later than February 22, 2013, the day of the crime. (Pet. at
11). So it does not matter that Petitioner claims he
discovered the new alibi witness only recently. See
Meadows v. Biter, 980 F.Supp.2d 1148, 1152 (C.D. Cal.
2013) (although declarant's “written statement may
be new, the factual predicate underlying the claim, i.e.,
that [petitioner did not] accompany[y] [co-defendant] on the
burglaries, is not new”); Clark v. Knipp, 2013
WL 1907726, at *6 (E.D. Cal. May 7, 2013) (“factual
predicate of petitioner's claim-that he is actually
innocent of the  robbery-would have been known to
petitioner . . . at the time he entered into the plea deal,
” not when he discovered someone else was later
convicted of robbery). And Petitioner never explains why,
“through due diligence, he could not have discovered

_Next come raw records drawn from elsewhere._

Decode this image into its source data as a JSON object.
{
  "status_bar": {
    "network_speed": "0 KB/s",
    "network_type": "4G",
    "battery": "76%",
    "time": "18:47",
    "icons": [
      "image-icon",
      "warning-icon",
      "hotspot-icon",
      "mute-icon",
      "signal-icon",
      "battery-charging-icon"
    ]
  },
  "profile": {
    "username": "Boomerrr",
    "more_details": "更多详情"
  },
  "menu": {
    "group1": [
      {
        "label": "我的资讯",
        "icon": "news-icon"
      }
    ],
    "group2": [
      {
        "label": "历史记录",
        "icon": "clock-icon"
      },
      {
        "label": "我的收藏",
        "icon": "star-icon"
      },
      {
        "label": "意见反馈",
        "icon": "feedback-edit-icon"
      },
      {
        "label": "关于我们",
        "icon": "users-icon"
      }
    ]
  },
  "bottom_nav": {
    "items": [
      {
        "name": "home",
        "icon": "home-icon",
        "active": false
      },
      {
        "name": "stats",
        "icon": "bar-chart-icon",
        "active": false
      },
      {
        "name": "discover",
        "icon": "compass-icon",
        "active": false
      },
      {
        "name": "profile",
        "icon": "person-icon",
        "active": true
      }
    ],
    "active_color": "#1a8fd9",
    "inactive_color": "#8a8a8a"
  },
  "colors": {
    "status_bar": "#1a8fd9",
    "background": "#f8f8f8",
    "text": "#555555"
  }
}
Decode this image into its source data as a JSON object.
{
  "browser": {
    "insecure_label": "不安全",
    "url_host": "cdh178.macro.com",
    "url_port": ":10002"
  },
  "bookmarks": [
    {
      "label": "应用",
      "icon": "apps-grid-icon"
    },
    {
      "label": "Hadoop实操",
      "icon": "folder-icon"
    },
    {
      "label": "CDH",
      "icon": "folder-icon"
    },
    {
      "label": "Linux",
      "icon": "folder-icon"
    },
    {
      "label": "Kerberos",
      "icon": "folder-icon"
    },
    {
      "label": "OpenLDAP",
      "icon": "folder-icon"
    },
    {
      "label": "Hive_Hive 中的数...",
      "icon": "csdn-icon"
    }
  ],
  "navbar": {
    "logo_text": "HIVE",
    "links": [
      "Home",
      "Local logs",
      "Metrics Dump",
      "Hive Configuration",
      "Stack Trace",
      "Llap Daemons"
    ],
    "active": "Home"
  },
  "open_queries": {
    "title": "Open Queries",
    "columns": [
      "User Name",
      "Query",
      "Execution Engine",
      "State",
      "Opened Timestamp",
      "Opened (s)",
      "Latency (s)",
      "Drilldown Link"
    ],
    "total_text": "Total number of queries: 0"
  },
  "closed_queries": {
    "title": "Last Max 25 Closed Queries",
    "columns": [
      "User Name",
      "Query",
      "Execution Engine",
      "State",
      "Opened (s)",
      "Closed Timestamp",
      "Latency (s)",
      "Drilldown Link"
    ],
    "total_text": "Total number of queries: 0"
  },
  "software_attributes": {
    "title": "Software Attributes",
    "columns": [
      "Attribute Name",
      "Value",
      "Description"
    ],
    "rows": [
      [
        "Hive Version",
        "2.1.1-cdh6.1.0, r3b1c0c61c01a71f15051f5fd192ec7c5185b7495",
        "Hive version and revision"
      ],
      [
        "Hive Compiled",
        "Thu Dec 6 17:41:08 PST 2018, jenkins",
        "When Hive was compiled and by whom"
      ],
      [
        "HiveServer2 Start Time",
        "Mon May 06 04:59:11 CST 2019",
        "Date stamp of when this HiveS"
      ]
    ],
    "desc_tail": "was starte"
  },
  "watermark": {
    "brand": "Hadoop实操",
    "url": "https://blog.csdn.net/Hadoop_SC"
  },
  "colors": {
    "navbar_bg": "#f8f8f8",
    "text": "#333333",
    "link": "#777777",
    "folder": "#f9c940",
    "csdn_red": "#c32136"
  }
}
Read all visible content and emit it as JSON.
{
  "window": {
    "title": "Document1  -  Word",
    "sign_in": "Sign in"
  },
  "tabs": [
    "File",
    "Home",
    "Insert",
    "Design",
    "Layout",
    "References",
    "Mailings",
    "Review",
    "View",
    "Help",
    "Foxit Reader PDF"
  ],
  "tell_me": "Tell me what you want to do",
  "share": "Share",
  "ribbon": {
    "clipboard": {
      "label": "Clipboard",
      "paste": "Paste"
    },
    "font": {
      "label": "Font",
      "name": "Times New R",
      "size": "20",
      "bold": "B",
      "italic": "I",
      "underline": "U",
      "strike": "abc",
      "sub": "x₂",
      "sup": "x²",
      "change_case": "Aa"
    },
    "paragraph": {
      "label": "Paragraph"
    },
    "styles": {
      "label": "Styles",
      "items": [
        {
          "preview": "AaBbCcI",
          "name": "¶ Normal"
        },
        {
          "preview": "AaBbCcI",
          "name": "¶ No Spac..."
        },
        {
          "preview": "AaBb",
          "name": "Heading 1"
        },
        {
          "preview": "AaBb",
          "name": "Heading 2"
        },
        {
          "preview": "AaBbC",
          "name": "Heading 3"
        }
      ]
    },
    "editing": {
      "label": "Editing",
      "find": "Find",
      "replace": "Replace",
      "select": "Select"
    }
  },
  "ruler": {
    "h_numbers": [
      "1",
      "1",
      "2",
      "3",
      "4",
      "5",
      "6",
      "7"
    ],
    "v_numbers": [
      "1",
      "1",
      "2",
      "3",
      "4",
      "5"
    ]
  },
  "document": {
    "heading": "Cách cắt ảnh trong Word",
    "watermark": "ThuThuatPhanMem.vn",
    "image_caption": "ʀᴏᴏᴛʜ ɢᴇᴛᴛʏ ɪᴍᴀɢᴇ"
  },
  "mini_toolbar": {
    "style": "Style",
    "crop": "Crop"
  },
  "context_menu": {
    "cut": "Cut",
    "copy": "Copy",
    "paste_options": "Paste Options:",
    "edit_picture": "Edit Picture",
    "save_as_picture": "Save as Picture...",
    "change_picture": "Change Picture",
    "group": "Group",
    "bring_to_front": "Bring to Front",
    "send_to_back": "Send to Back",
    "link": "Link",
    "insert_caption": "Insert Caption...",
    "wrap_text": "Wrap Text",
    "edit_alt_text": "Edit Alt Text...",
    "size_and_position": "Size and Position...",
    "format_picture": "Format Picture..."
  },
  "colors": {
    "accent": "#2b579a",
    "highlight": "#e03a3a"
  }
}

the facts contained in [the affidavit] sooner.”
Lyman, 2008 WL 4857603, at *2. Because the evidence
in the affidavit “was readily discoverable prior
to” his plea, Gandarela v. Johnson, 286 F.3d
1080, 1087 (9th Cir. 2002), Petitioner is not entitled to a
deferred accrual date of the statute of limitations under
Petitioner cannot rely on this alibi affidavit to argue
successfully that he is exempt from the statute of
limitations altogether because he is actually innocent of the
crime to which he pled nolo contendere. “[A]ctual
innocence, if proved, serves as a gateway through which a
petitioner may pass” to obtain consideration of
procedurally barred claims, like ones filed after the
“expiration of the statute of limitations.”
McQuiggin, 569 U.S. at 386. Yet this showing of
actual innocence “does not merely require a showing
that a reasonable doubt exists in the light of new evidence,
” Schlup v. Delo, 513 U.S. 298, 329 (1995),
but that “new, reliable evidence . . . demonstrat[es]
that it is more likely than not that no reasonable juror
would have found him guilty.” Meadows, 980
F.Supp.2d at 1153 (citing Schlup, 513 U.S. at 324,
327-28). The single, handwritten alibi affidavit
here-secured six years after the crime and bereft of salient
details-from a person with unknown bona fides does not meet
that minimum reliability standard. See, e.g.,
Herrera, 506 U.S. at 423 (affidavits made years
after trial- purporting to exculpate a convicted prisoner by
offering a new version of events-are “not
uncommon” and “are to be treated with a fair
degree of skepticism” because they are “obtained
without the benefit of cross-examination”);
McQuiggin, 569 U.S. at 401 (untimeliness of new
evidence “proffered to show actual innocence”
“bear[s] on [its] credibility”). So no matter if
the claims in the petition are exhausted and cognizable, they
cannot escape the federal habeas statute of limitations based
on Petitioner's belated and suspect claim of actual
these reasons, Petitioner is ORDERED TO SHOW CAUSE
on or before October 9, 2019, why
the Court should not summarily dismiss the Petition without
leave to amend since it is a mixed petition with an
unexhausted claim that, even if later exhausted, could
provide no federal habeas relief on the merits and would be
untimely in any event.
Petitioner no longer wishes to pursue this action given the
deficiencies in the Petition, he may voluntarily dismiss it
without prejudice using the attached Form CV-009.
See Fed. R. Civ. P. 41(a). But if Petitioner
files no notice of voluntary dismissal or a timely response
to this Order, the Court will recommend involuntary dismissal
of the action for failure to prosecute. See
Fed. R. Civ. P 41(b); L.R. 41-1.